Source data:
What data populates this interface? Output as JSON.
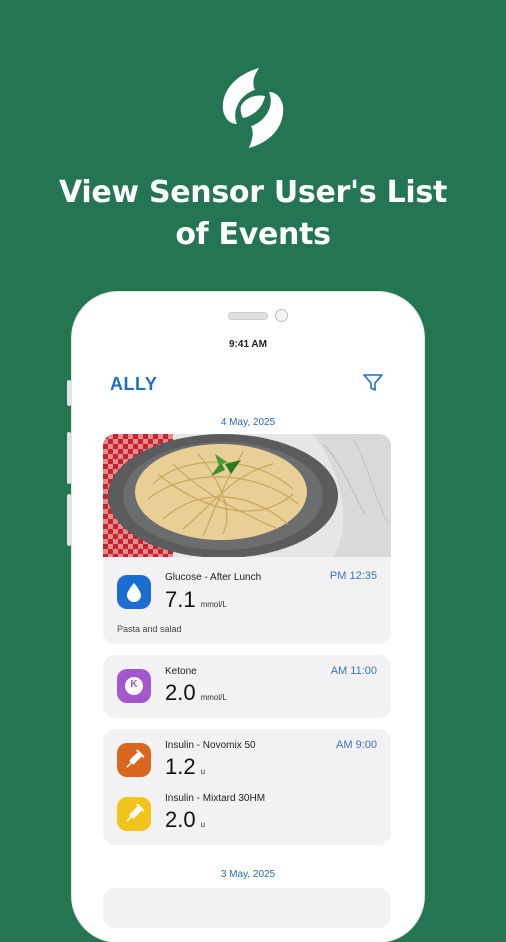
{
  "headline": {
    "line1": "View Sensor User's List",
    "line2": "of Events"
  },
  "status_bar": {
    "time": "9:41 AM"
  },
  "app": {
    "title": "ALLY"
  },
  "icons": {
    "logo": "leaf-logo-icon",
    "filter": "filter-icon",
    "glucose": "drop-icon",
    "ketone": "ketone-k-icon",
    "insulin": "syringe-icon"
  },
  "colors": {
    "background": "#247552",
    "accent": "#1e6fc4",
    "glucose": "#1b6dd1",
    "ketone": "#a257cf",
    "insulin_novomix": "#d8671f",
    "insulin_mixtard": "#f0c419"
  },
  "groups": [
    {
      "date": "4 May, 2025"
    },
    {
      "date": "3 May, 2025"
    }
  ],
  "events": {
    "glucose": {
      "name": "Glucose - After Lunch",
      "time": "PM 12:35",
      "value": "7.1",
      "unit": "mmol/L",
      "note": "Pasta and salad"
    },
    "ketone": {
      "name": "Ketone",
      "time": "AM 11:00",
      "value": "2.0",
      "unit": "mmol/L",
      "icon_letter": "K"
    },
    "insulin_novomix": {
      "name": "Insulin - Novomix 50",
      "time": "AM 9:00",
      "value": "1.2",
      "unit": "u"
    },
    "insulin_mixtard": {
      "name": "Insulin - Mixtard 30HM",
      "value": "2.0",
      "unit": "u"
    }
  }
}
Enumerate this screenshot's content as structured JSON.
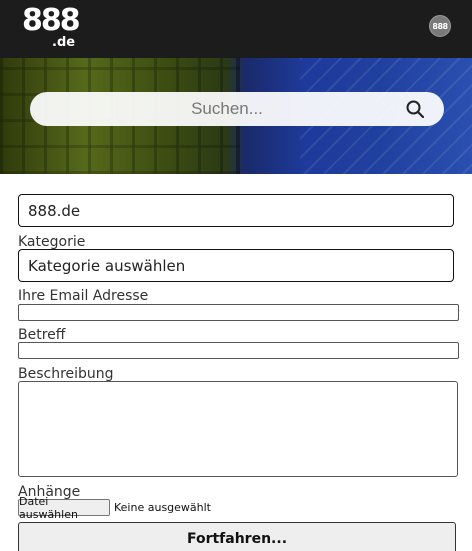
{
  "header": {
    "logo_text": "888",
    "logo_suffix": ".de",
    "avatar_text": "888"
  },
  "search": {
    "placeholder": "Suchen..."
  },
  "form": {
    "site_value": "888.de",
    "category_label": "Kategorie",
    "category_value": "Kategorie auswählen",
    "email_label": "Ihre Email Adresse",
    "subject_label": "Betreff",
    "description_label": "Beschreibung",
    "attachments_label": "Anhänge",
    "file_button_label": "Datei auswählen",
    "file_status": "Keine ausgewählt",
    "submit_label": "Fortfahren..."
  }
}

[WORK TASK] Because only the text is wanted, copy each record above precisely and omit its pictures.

[EXERCISE RESULT]
What data populates this interface? Output as JSON.
{
  "headline": {
    "line1": "View Sensor User's List",
    "line2": "of Events"
  },
  "status_bar": {
    "time": "9:41 AM"
  },
  "app": {
    "title": "ALLY"
  },
  "icons": {
    "logo": "leaf-logo-icon",
    "filter": "filter-icon",
    "glucose": "drop-icon",
    "ketone": "ketone-k-icon",
    "insulin": "syringe-icon"
  },
  "colors": {
    "background": "#247552",
    "accent": "#1e6fc4",
    "glucose": "#1b6dd1",
    "ketone": "#a257cf",
    "insulin_novomix": "#d8671f",
    "insulin_mixtard": "#f0c419"
  },
  "groups": [
    {
      "date": "4 May, 2025"
    },
    {
      "date": "3 May, 2025"
    }
  ],
  "events": {
    "glucose": {
      "name": "Glucose - After Lunch",
      "time": "PM 12:35",
      "value": "7.1",
      "unit": "mmol/L",
      "note": "Pasta and salad"
    },
    "ketone": {
      "name": "Ketone",
      "time": "AM 11:00",
      "value": "2.0",
      "unit": "mmol/L",
      "icon_letter": "K"
    },
    "insulin_novomix": {
      "name": "Insulin - Novomix 50",
      "time": "AM 9:00",
      "value": "1.2",
      "unit": "u"
    },
    "insulin_mixtard": {
      "name": "Insulin - Mixtard 30HM",
      "value": "2.0",
      "unit": "u"
    }
  }
}
Enumerate this screenshot's content as structured JSON.
{
  "header": {
    "logo_text": "888",
    "logo_suffix": ".de",
    "avatar_text": "888"
  },
  "search": {
    "placeholder": "Suchen..."
  },
  "form": {
    "site_value": "888.de",
    "category_label": "Kategorie",
    "category_value": "Kategorie auswählen",
    "email_label": "Ihre Email Adresse",
    "subject_label": "Betreff",
    "description_label": "Beschreibung",
    "attachments_label": "Anhänge",
    "file_button_label": "Datei auswählen",
    "file_status": "Keine ausgewählt",
    "submit_label": "Fortfahren..."
  }
}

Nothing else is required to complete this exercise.